* Aloe vera (oral and topical), cod liver oil (topical) and the essential oil of Ocimum gratissimum, a type of basil (topical), have all been proven to promote wound healing – at least in animals, which may not apply to humans (J Am Podiatr Med Assoc, 1989; 79: 559-62; Scand J Plast Reconstr Surg Hand Surg, 2000; 34: 15-20; J Wound Care, 2003; 12: 331-4).
* Try these hints and tips from the HS support group HIDE (Hidradenitis Information Development Exchange, found at http://www.angelfire.com/amiga/hssg/):
* Always wear loose cotton clothing
* Avoid wearing any underwear garments whenever possible
* Keep a plant-spray bottle in the fridge filled with saline solution for reducing itchiness
* Don’t use antiperspirants/deodorants (not even ‘sensitive’ ones) as these can irritate the skin and cause a flare-up
* Reduce or cease any activity that makes you sweat too much
* Sunlight exposure can help
* Using a paraffin-based gauze (such as Jelonet) can stop the wound dressings from sticking.
Lesion drainage has no effect on stopping recurrences so, if all else fails, the most successful surgical procedure is wide local excision, which removes all of the apocrine glands in the affected area. However, recovery is lengthy and painful, and the prognosis is uncertain. One study had a recurrence rate of only 27 per cent, although limited excision has had a success rate of almost 43 per cent (Int J Colorect Dis, 1998; 13: 164-8).
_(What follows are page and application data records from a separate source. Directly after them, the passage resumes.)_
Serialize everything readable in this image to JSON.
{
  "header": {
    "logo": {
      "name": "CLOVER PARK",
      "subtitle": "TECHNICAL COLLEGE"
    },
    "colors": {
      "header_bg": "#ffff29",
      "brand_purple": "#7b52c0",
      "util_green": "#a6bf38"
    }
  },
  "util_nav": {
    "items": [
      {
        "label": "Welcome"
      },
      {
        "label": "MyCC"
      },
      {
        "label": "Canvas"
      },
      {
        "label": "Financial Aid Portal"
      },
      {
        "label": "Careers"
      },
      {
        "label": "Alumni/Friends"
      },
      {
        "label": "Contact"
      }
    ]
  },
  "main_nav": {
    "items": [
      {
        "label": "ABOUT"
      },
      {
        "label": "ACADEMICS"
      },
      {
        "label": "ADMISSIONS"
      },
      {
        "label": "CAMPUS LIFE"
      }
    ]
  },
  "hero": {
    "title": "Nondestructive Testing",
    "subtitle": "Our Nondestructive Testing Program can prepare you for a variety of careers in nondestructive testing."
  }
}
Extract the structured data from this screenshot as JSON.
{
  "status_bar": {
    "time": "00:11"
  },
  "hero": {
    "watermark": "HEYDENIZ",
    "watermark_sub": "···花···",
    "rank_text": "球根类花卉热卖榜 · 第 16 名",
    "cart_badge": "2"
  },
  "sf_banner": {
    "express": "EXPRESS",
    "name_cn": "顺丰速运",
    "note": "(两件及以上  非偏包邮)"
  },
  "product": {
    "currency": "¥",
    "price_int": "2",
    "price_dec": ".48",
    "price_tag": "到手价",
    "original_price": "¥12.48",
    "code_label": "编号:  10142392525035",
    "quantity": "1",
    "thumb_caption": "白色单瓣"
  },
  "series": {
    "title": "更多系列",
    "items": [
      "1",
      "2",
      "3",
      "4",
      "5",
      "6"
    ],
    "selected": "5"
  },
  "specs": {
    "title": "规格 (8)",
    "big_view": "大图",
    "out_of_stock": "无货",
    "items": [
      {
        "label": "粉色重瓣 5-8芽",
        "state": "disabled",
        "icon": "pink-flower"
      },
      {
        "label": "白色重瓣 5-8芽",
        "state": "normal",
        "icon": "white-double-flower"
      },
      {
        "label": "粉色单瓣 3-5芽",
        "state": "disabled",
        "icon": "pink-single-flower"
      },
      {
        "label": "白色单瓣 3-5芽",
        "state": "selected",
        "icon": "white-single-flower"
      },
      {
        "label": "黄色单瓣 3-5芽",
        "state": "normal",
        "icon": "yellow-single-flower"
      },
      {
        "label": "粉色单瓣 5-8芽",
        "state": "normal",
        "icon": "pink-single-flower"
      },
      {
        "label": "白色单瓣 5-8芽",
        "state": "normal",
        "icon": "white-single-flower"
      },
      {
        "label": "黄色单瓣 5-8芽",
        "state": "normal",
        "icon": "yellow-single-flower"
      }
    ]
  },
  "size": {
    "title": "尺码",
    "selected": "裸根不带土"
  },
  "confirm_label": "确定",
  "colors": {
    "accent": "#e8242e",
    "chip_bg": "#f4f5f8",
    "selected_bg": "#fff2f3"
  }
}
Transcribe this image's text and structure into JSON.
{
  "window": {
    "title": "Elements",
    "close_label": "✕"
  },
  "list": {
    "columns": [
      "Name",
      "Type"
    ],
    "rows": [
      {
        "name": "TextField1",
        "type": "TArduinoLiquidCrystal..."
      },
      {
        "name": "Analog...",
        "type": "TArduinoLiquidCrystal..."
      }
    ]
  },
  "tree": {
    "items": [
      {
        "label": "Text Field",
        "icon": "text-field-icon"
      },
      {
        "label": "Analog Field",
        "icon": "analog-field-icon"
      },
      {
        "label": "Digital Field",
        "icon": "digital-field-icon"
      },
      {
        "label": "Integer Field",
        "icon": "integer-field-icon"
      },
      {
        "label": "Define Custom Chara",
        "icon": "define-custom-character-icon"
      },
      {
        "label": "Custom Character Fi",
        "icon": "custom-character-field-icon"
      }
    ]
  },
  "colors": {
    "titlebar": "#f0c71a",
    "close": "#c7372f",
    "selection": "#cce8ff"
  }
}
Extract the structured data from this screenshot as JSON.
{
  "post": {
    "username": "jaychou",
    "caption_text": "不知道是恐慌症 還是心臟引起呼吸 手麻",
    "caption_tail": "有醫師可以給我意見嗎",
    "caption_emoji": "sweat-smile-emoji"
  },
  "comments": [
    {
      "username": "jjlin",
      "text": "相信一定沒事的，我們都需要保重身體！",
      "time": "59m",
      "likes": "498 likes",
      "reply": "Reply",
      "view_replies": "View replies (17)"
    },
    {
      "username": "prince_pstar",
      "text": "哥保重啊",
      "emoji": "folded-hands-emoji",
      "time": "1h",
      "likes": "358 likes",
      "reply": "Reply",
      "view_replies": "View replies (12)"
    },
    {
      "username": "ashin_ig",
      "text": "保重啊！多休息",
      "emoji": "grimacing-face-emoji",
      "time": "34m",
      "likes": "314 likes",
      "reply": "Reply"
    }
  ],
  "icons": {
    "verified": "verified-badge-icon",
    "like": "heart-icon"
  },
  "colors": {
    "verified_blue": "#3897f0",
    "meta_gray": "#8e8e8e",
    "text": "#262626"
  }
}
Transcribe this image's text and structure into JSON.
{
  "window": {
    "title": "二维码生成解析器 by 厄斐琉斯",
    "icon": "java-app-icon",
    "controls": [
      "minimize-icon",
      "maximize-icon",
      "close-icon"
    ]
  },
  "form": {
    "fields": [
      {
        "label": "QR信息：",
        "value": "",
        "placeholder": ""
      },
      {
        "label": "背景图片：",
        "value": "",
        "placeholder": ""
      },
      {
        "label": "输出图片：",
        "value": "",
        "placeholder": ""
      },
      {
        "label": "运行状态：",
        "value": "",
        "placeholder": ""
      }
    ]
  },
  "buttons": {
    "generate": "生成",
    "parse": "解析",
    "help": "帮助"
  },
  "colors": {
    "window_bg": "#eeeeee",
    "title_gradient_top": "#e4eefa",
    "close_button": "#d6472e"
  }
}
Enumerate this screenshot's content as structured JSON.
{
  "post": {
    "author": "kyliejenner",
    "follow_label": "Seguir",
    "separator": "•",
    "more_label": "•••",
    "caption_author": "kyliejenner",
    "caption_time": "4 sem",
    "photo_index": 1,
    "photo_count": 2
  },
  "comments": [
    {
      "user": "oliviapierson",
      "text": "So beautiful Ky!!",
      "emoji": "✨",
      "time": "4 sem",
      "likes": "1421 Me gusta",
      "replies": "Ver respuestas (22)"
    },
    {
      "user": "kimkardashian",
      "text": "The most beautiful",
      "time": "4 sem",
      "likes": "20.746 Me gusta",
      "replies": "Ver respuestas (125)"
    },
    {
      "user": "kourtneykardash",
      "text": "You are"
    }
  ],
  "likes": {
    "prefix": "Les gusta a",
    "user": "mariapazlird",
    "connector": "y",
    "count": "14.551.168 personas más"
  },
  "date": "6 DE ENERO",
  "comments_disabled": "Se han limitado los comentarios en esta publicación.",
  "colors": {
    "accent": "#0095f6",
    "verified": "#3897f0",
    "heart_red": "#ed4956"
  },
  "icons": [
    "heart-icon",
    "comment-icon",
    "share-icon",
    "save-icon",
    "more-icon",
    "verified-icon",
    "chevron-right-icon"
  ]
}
Recurrences may depend on site. Armpit surgery was followed by only a 3 per cent recurrence whereas surgery beneath the breasts saw a recurrence in half the cases. In 25 per cent of patients, lesions cropped up at another site after the operation (BMJ [Clin Res Ed], 1987; 294: 487-9).